Your thoughts count. It’s Your Money.  Your Life.

Next Time:  How Does CPP Compare to Other  Investments?

Evelyn Jacks is President of The Knowledge Bureau, a national educational institute focused on excellence in financial education, and a member of the federal Task Force on Financial Literacy.  For information about self study courses and books visit www.knowledgebureau.com


Making Financial Decisions: It pays to have a long term view (Part 2)

In my blog last week, my message to you was “ In the end, it’s what you keep that matters.”

So you can stop thinking emotionally about your investing activities, today.   Instead, from a “Real Wealth Management” perspective we want to anticipate how much money is available now and in the future when we need or want it. This requires three skill sets: 

  1. Always Include a Tax Filter.   To understand the amount of cash flow that is available, we must be able to measure income and capital on an after-tax basis at all times.  Measuring wealth “before tax” can over-exaggerate the true amount of capacity one may have to use money when and how we need it. 
  2. Measure Active and Passive Income.    If one of the primary purposes of wealth is to have enough financial resources to replace your actively earned income from employment or self-employment, then we must have a plan to build income sources that stem from invested capital.  Your money is your business, and therefore needs to be managed with strategy and accountable purpose.  
  3. Liquidity and Purchasing Power.    Will cash flow be available in the future when needed?  What will it be worth?  You may need to focus more on this in making investing decisions today, if you think the costs of fees, interest, taxes and inflation may rise.

It can certainly help you greatly to be assisted by a professional services community that follows an inter-advisory, client-centred process for managing your family’s wealth.

But in the end, it’s your money.    You’re the boss of it.  Thinking about the flow of your money over the long term, and on an inter-generational basis, can help you think about current market volatility over several economic cycles, rather than just the current one.  Your decision-making will likely be different through such a lens.

NEXT TIME:  USING STRATEGY AND PROCESS FOR THE USE OF YOUR MONEY

Evelyn Jacks is President of The Knowledge Bureau, a national educational institute focused on excellence in financial education, and a member of the federal Task Force on Financial Literacy.  For information about self study courses and books visit www.knowledgebureau.com


Making Financial Decisions: It pays to have a long term view

Does your relationship to your money define you?  It’s an important question, because your emotional attachment to money can significantly influence your investing results.
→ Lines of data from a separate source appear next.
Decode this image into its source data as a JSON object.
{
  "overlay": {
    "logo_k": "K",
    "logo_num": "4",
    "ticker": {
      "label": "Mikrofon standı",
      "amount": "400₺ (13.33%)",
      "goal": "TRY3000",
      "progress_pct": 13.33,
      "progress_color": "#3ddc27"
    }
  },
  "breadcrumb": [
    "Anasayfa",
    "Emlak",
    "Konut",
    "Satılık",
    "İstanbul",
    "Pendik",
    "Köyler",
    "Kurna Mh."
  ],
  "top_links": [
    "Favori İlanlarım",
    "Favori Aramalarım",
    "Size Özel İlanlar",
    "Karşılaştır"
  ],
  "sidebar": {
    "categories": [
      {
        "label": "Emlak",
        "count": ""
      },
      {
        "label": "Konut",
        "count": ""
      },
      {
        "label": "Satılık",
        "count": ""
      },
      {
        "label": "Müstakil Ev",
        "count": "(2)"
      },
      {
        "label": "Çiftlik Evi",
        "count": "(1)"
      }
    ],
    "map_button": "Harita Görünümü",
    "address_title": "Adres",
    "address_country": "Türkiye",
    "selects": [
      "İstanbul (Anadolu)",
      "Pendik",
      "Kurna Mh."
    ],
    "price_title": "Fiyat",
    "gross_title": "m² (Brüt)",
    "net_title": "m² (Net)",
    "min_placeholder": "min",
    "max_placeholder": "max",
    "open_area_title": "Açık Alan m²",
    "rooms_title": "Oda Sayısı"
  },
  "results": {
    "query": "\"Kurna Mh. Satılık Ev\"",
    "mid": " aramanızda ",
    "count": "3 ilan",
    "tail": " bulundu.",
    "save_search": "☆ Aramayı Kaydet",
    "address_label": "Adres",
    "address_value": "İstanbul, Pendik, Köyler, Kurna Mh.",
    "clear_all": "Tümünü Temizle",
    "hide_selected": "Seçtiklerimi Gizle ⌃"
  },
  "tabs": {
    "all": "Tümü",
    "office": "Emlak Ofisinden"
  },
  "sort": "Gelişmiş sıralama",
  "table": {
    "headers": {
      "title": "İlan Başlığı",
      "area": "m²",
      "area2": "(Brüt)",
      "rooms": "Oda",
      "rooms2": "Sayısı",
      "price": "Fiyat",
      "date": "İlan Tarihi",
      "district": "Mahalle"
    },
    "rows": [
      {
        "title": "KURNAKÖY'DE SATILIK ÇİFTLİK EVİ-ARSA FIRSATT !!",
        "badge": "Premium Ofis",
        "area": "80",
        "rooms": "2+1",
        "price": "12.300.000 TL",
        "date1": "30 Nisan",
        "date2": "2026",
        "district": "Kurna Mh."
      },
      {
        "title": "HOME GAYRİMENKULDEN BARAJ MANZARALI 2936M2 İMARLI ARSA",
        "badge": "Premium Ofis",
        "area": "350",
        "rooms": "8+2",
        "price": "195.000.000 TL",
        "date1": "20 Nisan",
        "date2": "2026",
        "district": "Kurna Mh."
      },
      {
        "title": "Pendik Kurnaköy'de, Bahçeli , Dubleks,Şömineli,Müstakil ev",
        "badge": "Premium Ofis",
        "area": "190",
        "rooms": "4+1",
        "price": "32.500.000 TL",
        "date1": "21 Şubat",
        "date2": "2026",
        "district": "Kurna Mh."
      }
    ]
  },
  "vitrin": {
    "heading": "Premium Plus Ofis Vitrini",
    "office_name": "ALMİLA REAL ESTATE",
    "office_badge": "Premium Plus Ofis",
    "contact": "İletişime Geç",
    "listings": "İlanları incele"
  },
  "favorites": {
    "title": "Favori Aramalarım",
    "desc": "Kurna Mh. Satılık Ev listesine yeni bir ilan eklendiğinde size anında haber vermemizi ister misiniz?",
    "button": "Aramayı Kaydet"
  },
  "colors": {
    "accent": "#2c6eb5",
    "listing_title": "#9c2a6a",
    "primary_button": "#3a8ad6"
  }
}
Money of course is neutral—it has no feelings and it doesn’t care*.  When you identify  your emotional connection to your money; and learn to deal with it objectively, you can move from a “present orientation” in your thinking towards a “future vision” for accumulating more capital (saving rather than spending), taking better care of it (stewardship) and sharing it with family members (reciprocity).

This is important because you may think you want to get rich more quickly these days, given all the market volatility.  In reality, it’s important to keep your eye on the ball. 

Most people simply want to be affluent.  I like to define affluence as having three main outcomes: 

  • Independence, resulting from the use of your financial skills
  • Peace of mind, resulting from use of your financial knowledge
  • Confident and purposeful decision-making, behavior which enables you to live and retire in dignity, with enough resources to cover both needs and wants. 

 Most important, thinking about affluence over time, rather than just for today, requires an afer-tax focus.  In the end, it’s what you keep that matters.  

*This quote from “Money and Emotion”, which is the subject of Ron Thiessen’s session at the Distinguished Advisor Conference November 14-17

Evelyn Jacks is President of The Knowledge Bureau, a national educational institute focused on excellence in financial education, and a member of the federal Task Force on Financial Literacy.  For information about self study courses and books visit www.knowledgebureau.com